● Aim of the exercise
Could you show all lines in the entries below that contain the string "name"?

● Given data
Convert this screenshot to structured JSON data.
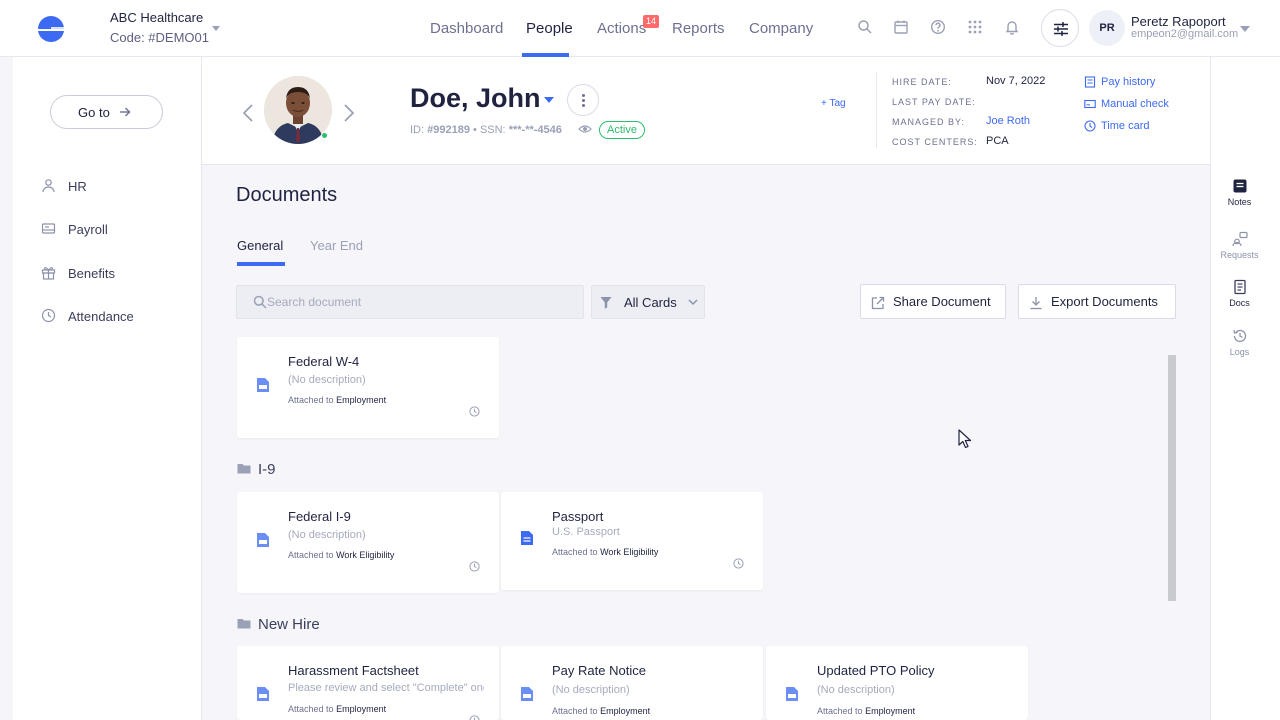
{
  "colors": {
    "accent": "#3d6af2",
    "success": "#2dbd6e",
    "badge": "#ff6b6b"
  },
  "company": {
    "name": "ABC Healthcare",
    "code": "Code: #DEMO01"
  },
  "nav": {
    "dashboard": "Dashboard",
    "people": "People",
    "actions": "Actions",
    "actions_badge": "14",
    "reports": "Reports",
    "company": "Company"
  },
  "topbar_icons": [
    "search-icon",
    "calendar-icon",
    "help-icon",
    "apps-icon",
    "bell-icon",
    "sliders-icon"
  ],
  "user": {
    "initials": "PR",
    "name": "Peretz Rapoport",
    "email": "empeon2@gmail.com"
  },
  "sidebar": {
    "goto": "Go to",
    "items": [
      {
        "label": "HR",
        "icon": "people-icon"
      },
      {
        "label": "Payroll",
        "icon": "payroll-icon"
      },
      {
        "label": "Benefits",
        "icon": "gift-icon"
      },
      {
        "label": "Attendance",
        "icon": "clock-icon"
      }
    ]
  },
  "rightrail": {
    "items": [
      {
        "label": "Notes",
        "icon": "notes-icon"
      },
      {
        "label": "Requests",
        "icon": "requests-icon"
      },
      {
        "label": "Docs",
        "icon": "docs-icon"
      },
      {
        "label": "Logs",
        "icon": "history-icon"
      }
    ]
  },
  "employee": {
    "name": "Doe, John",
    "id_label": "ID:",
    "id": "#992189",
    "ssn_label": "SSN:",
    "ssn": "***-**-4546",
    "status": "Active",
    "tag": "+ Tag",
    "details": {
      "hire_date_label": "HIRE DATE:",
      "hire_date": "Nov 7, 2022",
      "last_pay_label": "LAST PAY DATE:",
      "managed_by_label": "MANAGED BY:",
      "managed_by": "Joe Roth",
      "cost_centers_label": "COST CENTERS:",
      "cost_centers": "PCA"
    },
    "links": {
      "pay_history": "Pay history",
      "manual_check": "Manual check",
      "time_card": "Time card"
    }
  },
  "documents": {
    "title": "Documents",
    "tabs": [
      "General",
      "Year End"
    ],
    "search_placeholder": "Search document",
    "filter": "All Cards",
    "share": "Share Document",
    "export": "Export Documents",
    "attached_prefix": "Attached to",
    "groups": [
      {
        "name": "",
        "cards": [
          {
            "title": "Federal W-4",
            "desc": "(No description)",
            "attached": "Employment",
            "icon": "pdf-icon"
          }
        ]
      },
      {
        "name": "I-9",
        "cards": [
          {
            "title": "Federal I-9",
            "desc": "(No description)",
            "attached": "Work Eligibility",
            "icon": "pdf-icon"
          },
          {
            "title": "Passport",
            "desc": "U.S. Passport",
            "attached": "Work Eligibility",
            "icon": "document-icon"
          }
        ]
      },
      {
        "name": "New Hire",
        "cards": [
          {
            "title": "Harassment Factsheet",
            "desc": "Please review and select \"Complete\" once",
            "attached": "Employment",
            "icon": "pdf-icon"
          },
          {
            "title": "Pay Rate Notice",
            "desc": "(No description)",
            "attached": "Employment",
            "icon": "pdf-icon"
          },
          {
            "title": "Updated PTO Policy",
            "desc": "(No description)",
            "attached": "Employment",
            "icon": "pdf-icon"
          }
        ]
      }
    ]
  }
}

● Task solution
    "name": "ABC Healthcare",
    "name": "Peretz Rapoport",
    "name": "Doe, John",
        "name": "",
        "name": "I-9",
        "name": "New Hire",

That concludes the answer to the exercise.